__YOUR TASK__: Exact repetition is the task: copy every entry below.

__INFORMATION SUPPLIED__:
--- START ---

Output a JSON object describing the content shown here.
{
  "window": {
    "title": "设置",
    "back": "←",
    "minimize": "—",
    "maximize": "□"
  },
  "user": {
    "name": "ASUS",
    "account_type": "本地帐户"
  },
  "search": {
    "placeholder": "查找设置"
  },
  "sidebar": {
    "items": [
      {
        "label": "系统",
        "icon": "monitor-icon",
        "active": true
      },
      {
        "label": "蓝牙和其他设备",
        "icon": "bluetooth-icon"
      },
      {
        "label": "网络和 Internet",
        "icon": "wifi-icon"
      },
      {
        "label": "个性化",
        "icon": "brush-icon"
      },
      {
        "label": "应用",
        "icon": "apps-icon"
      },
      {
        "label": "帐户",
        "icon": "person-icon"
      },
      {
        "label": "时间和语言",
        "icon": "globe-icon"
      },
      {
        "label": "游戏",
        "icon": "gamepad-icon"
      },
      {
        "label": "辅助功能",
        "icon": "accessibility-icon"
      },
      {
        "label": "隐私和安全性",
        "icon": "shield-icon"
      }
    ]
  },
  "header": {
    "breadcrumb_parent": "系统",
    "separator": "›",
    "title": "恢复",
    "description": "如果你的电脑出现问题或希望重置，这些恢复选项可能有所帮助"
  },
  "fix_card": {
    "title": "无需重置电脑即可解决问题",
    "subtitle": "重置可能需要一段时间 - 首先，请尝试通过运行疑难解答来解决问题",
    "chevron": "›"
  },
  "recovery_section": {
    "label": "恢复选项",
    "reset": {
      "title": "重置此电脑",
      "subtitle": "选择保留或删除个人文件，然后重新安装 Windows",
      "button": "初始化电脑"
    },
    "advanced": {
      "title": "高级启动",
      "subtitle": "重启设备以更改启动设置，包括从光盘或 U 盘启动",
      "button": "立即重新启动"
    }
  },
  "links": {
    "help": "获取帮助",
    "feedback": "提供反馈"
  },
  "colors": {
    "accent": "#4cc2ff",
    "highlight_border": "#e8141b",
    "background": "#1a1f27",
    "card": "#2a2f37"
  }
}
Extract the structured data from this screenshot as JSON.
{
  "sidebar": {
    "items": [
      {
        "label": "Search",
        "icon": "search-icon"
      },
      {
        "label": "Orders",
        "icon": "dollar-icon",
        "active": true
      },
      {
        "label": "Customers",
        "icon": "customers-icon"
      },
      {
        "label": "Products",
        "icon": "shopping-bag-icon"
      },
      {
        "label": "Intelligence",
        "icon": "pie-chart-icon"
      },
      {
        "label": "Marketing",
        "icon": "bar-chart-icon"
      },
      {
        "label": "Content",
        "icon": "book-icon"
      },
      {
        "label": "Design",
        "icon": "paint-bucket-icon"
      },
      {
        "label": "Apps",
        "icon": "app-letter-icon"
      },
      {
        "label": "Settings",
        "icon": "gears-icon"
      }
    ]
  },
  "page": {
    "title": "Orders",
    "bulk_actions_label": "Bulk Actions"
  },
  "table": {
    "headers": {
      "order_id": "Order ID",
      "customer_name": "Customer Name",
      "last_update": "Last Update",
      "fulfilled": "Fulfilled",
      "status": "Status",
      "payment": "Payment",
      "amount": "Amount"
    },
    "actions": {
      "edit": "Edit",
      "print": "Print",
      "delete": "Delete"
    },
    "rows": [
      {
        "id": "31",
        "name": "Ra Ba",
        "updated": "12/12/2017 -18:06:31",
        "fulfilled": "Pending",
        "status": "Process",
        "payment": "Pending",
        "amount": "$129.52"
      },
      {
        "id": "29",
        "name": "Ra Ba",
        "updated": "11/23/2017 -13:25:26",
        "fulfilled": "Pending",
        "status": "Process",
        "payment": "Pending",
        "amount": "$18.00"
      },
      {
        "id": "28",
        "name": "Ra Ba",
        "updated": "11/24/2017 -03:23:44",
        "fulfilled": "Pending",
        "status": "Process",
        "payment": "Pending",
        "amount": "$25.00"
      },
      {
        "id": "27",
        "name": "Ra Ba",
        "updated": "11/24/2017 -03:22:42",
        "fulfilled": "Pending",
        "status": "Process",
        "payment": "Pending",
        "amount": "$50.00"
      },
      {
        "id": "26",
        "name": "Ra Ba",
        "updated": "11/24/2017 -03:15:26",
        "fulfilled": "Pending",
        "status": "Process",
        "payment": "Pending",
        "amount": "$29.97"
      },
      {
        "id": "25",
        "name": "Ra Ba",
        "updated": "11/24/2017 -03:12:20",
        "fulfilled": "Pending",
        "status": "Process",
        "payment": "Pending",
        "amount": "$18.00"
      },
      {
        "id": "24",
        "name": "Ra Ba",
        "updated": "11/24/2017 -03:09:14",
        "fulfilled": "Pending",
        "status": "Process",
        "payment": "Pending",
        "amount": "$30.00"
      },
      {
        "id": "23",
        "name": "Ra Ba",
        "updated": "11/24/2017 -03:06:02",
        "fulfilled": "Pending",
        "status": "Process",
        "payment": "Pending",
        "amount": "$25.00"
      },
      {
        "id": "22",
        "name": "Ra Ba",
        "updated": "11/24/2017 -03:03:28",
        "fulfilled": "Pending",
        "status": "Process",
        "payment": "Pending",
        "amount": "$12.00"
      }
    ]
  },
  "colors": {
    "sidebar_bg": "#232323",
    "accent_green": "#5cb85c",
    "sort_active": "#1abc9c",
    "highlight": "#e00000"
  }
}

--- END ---

__WRITTEN RESPONSE__:
Output a JSON object describing the content shown here.
{
  "window": {
    "title": "设置",
    "back": "←",
    "minimize": "—",
    "maximize": "□"
  },
  "user": {
    "name": "ASUS",
    "account_type": "本地帐户"
  },
  "search": {
    "placeholder": "查找设置"
  },
  "sidebar": {
    "items": [
      {
        "label": "系统",
        "icon": "monitor-icon",
        "active": true
      },
      {
        "label": "蓝牙和其他设备",
        "icon": "bluetooth-icon"
      },
      {
        "label": "网络和 Internet",
        "icon": "wifi-icon"
      },
      {
        "label": "个性化",
        "icon": "brush-icon"
      },
      {
        "label": "应用",
        "icon": "apps-icon"
      },
      {
        "label": "帐户",
        "icon": "person-icon"
      },
      {
        "label": "时间和语言",
        "icon": "globe-icon"
      },
      {
        "label": "游戏",
        "icon": "gamepad-icon"
      },
      {
        "label": "辅助功能",
        "icon": "accessibility-icon"
      },
      {
        "label": "隐私和安全性",
        "icon": "shield-icon"
      }
    ]
  },
  "header": {
    "breadcrumb_parent": "系统",
    "separator": "›",
    "title": "恢复",
    "description": "如果你的电脑出现问题或希望重置，这些恢复选项可能有所帮助"
  },
  "fix_card": {
    "title": "无需重置电脑即可解决问题",
    "subtitle": "重置可能需要一段时间 - 首先，请尝试通过运行疑难解答来解决问题",
    "chevron": "›"
  },
  "recovery_section": {
    "label": "恢复选项",
    "reset": {
      "title": "重置此电脑",
      "subtitle": "选择保留或删除个人文件，然后重新安装 Windows",
      "button": "初始化电脑"
    },
    "advanced": {
      "title": "高级启动",
      "subtitle": "重启设备以更改启动设置，包括从光盘或 U 盘启动",
      "button": "立即重新启动"
    }
  },
  "links": {
    "help": "获取帮助",
    "feedback": "提供反馈"
  },
  "colors": {
    "accent": "#4cc2ff",
    "highlight_border": "#e8141b",
    "background": "#1a1f27",
    "card": "#2a2f37"
  }
}
Extract the structured data from this screenshot as JSON.
{
  "sidebar": {
    "items": [
      {
        "label": "Search",
        "icon": "search-icon"
      },
      {
        "label": "Orders",
        "icon": "dollar-icon",
        "active": true
      },
      {
        "label": "Customers",
        "icon": "customers-icon"
      },
      {
        "label": "Products",
        "icon": "shopping-bag-icon"
      },
      {
        "label": "Intelligence",
        "icon": "pie-chart-icon"
      },
      {
        "label": "Marketing",
        "icon": "bar-chart-icon"
      },
      {
        "label": "Content",
        "icon": "book-icon"
      },
      {
        "label": "Design",
        "icon": "paint-bucket-icon"
      },
      {
        "label": "Apps",
        "icon": "app-letter-icon"
      },
      {
        "label": "Settings",
        "icon": "gears-icon"
      }
    ]
  },
  "page": {
    "title": "Orders",
    "bulk_actions_label": "Bulk Actions"
  },
  "table": {
    "headers": {
      "order_id": "Order ID",
      "customer_name": "Customer Name",
      "last_update": "Last Update",
      "fulfilled": "Fulfilled",
      "status": "Status",
      "payment": "Payment",
      "amount": "Amount"
    },
    "actions": {
      "edit": "Edit",
      "print": "Print",
      "delete": "Delete"
    },
    "rows": [
      {
        "id": "31",
        "name": "Ra Ba",
        "updated": "12/12/2017 -18:06:31",
        "fulfilled": "Pending",
        "status": "Process",
        "payment": "Pending",
        "amount": "$129.52"
      },
      {
        "id": "29",
        "name": "Ra Ba",
        "updated": "11/23/2017 -13:25:26",
        "fulfilled": "Pending",
        "status": "Process",
        "payment": "Pending",
        "amount": "$18.00"
      },
      {
        "id": "28",
        "name": "Ra Ba",
        "updated": "11/24/2017 -03:23:44",
        "fulfilled": "Pending",
        "status": "Process",
        "payment": "Pending",
        "amount": "$25.00"
      },
      {
        "id": "27",
        "name": "Ra Ba",
        "updated": "11/24/2017 -03:22:42",
        "fulfilled": "Pending",
        "status": "Process",
        "payment": "Pending",
        "amount": "$50.00"
      },
      {
        "id": "26",
        "name": "Ra Ba",
        "updated": "11/24/2017 -03:15:26",
        "fulfilled": "Pending",
        "status": "Process",
        "payment": "Pending",
        "amount": "$29.97"
      },
      {
        "id": "25",
        "name": "Ra Ba",
        "updated": "11/24/2017 -03:12:20",
        "fulfilled": "Pending",
        "status": "Process",
        "payment": "Pending",
        "amount": "$18.00"
      },
      {
        "id": "24",
        "name": "Ra Ba",
        "updated": "11/24/2017 -03:09:14",
        "fulfilled": "Pending",
        "status": "Process",
        "payment": "Pending",
        "amount": "$30.00"
      },
      {
        "id": "23",
        "name": "Ra Ba",
        "updated": "11/24/2017 -03:06:02",
        "fulfilled": "Pending",
        "status": "Process",
        "payment": "Pending",
        "amount": "$25.00"
      },
      {
        "id": "22",
        "name": "Ra Ba",
        "updated": "11/24/2017 -03:03:28",
        "fulfilled": "Pending",
        "status": "Process",
        "payment": "Pending",
        "amount": "$12.00"
      }
    ]
  },
  "colors": {
    "sidebar_bg": "#232323",
    "accent_green": "#5cb85c",
    "sort_active": "#1abc9c",
    "highlight": "#e00000"
  }
}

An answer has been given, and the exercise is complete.